For a week now, Turkey has been facing multiple fires, considered the worst in its history, with more than 100,000 hectares of crops and pine forests already burned. This major ecological disaster includes an already heavy human toll: eight deaths at this writing, hundreds of injured, and damage to houses, cars, and cattle that have been torched by the flames. Many evacuations by boat have been necessary, and the fire threatens a thermal power station in Milas.
In Greece as well, the number of fires has increased over the last 48 hours, with more than 80 fires reported on Tuesday, August 3. A forest fire broke out in Varympompi, a suburb of Athens at the foot of Mount Parnes. It has been ravaged by flames, as evidenced by images of the city’s main square — a few dozen kilometers from the capital — completely burned, as is the nearby forest, one of the “lungs” of the Greek capital. The smoke cloud extends over the Athens region, and residents have been advised to stay at home with their doors and windows closed.
The islands of Evia (off Attica) and Rhodes (Dodecanese) have also been hit by very violent forest fires that threaten homes, as has the southern Peloponnese.
Extreme Episodes are the Consequence of Global Warming and Government Management
Greece, Turkey, and southern Europe are experiencing repeated heat waves this summer, with temperatures even exceeding 113 degrees Fahrenheit. These heat waves are a direct consequence of the climate crisis, and will continue, just as the Intergovernmental Panel on Climate Change warned in a recent report. The summer of 2021 has been marked by a succession of these extreme weather events, from floods in Germany and Belgium, to heat waves in the Mediterranean, and the polar cold that hit Brazil.
The increase in extreme climate events — something authorities failed to anticipate — are worsening the forest fires. Worse still, the austerity policies implemented in Greece since the 2008 crisis have drastically reduced the budget for forest fire prevention. As the newspaper Prin, published by the NAR (a member party of the far-left coalition Antarsya), points out, “The state’s inability to prevent and extinguish fires is chronic. It sticks to a policy of ‘individual responsibility’ and sending messages via 112 [an emergency warning app] to avoid a new Mati,” a fire in 2018 that was the deadliest in recent years in Greece.”
Another major factor in the inability to fight fires is obsolete equipment: “More than 15 Canadair firefighting aircraft (9 CL-215s and 6 CL-415s) are unable to fly or drop water more than once because of equipment failures,” the article notes. Obsolete equipment is accompanied by the dismantling and weakening of the fire department.
“The uncontrolled fires are another expression of the gap that is widening within Greek society,” Stephen J. Pyne, a historian specializing in forest fires, told Reporterre. Similarly, the electricity network is experiencing heavy overloads due to the intensive use of fans and air conditioners during the heat wave, which has led to power outages in Rhodes and damage to old electrical cables in Attica, as also reported by Reporterre.

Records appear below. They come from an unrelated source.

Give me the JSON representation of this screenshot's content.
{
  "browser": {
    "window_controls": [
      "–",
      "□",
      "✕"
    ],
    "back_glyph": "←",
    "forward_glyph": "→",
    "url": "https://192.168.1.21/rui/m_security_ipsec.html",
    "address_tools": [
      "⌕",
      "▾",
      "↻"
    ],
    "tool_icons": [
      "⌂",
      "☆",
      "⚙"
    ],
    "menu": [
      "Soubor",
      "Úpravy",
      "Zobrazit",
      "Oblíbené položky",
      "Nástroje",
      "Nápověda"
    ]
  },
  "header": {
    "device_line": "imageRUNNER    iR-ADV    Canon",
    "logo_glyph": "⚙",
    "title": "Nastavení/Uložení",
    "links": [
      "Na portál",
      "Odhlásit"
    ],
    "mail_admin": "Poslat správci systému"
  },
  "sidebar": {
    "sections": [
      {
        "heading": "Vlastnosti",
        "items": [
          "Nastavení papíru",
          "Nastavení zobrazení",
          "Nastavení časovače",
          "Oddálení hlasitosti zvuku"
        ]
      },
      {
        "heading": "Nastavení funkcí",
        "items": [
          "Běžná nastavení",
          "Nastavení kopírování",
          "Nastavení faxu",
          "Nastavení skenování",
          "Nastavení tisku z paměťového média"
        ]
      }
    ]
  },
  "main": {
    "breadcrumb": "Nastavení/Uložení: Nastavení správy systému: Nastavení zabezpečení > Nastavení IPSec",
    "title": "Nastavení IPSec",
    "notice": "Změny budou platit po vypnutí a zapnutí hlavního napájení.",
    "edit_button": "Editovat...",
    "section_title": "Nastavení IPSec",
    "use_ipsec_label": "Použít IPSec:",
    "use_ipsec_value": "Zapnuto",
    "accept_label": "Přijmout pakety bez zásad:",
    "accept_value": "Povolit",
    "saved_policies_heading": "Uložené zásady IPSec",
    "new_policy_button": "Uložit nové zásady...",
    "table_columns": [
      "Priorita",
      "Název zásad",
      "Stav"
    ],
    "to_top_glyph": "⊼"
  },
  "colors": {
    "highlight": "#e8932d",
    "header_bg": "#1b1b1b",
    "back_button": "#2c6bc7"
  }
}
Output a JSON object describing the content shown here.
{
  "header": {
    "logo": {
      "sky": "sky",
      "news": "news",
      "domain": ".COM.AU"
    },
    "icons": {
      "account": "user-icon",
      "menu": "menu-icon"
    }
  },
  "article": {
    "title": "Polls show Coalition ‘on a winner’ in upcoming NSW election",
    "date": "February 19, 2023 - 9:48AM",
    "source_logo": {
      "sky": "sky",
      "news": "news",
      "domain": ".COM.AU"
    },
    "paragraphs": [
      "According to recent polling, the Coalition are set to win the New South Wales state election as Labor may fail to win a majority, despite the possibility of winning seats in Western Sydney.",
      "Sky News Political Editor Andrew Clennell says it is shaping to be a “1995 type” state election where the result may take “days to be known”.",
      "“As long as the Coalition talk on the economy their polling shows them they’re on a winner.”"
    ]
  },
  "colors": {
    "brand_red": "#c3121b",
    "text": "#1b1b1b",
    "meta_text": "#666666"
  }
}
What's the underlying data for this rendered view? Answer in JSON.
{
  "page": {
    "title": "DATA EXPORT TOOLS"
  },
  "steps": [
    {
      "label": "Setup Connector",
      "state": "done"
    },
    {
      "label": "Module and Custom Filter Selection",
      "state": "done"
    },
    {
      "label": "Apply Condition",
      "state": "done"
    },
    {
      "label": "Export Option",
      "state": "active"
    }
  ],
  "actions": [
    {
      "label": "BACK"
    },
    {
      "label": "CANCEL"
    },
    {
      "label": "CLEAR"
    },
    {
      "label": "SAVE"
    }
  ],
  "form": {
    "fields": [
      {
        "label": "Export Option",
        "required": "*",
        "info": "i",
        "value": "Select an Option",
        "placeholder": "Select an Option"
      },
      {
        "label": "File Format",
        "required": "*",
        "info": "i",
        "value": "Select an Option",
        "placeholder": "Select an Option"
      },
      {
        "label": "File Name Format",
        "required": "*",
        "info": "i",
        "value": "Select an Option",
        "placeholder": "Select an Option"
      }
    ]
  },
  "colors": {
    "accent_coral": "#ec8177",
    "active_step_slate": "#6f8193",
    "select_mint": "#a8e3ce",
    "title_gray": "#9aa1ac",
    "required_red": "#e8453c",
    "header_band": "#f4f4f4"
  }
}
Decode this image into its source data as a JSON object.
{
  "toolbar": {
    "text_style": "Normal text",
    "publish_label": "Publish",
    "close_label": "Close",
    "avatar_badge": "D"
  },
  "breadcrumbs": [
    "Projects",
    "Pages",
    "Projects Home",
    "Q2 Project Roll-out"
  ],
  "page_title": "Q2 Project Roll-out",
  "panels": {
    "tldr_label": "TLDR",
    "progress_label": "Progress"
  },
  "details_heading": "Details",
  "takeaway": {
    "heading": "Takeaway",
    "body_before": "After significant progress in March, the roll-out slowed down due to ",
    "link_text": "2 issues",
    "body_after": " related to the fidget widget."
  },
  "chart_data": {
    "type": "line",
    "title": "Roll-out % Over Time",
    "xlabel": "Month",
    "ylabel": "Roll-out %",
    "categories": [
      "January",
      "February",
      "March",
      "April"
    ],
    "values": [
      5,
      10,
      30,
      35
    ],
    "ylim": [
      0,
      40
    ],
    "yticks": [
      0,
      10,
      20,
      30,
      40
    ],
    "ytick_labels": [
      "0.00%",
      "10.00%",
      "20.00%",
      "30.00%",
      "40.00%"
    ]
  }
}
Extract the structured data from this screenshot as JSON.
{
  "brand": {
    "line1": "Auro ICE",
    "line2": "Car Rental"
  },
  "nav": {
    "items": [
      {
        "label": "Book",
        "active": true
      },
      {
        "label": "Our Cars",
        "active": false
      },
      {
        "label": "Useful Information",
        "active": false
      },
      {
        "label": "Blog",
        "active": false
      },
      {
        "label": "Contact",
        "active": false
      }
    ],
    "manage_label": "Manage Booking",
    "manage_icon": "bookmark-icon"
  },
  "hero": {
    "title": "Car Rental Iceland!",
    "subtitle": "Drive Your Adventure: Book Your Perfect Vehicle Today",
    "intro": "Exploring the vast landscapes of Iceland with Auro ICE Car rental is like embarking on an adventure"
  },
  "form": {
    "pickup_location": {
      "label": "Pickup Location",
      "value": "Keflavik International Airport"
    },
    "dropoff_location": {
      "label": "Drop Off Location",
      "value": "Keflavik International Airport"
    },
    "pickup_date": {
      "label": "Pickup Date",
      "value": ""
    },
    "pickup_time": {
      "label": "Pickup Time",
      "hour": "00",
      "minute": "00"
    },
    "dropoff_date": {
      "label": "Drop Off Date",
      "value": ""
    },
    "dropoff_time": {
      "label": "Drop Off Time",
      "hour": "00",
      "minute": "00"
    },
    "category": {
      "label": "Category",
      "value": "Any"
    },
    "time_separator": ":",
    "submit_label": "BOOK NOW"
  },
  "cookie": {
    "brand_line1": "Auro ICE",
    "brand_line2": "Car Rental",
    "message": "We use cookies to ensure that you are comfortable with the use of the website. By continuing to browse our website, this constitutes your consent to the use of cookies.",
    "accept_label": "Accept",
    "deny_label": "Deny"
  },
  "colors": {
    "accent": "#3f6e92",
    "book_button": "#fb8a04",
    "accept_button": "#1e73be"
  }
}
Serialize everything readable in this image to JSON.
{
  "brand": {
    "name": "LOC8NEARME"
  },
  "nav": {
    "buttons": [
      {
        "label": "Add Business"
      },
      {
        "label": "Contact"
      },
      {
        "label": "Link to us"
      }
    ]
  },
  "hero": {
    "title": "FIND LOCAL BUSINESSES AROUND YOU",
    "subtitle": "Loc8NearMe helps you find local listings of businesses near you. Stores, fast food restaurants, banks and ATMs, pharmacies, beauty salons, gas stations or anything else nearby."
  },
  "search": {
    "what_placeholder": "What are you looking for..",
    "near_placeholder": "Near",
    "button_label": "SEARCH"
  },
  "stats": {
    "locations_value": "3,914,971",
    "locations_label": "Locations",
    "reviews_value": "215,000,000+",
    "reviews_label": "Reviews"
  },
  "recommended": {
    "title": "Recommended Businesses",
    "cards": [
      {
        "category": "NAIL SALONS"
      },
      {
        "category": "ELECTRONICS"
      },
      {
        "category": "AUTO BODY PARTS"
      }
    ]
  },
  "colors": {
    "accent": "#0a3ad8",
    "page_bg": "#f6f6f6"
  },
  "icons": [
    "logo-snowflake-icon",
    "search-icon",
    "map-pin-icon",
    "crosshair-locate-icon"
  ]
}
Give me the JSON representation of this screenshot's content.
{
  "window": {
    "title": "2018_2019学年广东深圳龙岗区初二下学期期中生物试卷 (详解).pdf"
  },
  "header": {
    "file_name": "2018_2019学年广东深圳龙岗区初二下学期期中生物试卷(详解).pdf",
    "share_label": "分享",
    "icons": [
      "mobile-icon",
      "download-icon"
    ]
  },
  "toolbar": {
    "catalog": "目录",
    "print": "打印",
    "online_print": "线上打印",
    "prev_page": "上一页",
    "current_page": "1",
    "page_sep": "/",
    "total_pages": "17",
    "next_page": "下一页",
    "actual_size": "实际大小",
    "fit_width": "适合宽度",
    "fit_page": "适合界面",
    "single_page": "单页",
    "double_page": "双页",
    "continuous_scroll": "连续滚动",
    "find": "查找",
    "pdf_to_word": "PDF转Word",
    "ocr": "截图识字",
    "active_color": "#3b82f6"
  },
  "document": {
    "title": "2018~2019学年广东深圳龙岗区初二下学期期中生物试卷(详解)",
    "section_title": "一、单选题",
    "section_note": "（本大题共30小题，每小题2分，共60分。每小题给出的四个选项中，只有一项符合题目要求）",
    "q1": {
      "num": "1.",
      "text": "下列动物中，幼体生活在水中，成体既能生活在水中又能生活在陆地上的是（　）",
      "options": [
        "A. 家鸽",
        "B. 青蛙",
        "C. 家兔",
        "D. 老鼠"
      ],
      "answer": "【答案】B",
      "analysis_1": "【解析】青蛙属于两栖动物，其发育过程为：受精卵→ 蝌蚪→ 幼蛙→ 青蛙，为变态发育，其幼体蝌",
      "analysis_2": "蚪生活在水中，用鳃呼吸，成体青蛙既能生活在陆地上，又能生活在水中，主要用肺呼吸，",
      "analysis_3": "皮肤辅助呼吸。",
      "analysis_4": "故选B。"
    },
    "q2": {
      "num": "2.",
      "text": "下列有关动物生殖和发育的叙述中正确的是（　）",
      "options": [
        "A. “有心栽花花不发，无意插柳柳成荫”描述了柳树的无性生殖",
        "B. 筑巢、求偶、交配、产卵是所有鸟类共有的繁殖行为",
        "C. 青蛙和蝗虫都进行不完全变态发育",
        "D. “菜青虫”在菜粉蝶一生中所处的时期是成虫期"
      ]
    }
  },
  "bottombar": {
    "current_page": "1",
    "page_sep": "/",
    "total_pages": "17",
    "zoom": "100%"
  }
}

The same is true in Turkey, where the opposition is denouncing the dismantling of fire protection and firefighting units, such as water bombers that have failed and are stuck on the ground, for which maintenance would require 4 million pounds that the government refuses to invest.
The main opposition party, the CHP (Republican People’s Party, social democrat), for example, denounces the dismantling of a semi-public organization with water bombers. The head of state is saying nothing, instead blaming the Turkish Aeronautical Association for the unavailability of the aircraft, while the association’s administrator has revealed a lack of public funds needed to maintain the planes — estimated at 4 million pounds (400,000 euros) to enable them to fly again. It is an unbelievable level of negligence in view of the scale of the disaster.
Global warming’s growing number of fires and heat waves shows the disastrous consequences of the exploitation of nature and humans by the capitalist system. These consequences are further aggravated by the destruction of public services for the prevention of and fight against forest fires by successive bourgeois governments.
Governments also bear responsibility because we know that a great number of these fires are started deliberately for the purpose of real estate speculation. In Greece in particular, the law protecting burnt woods and forests has been relaxed, whetting the appetite of real estate developers. This has led each summer to deliberate arson, especially on the outskirts of Athens — fires fueled by drought and winds that can quickly make them uncontrollable.
First published on August 4 in French in Révolution Permanente.
Translation by Scott Cooper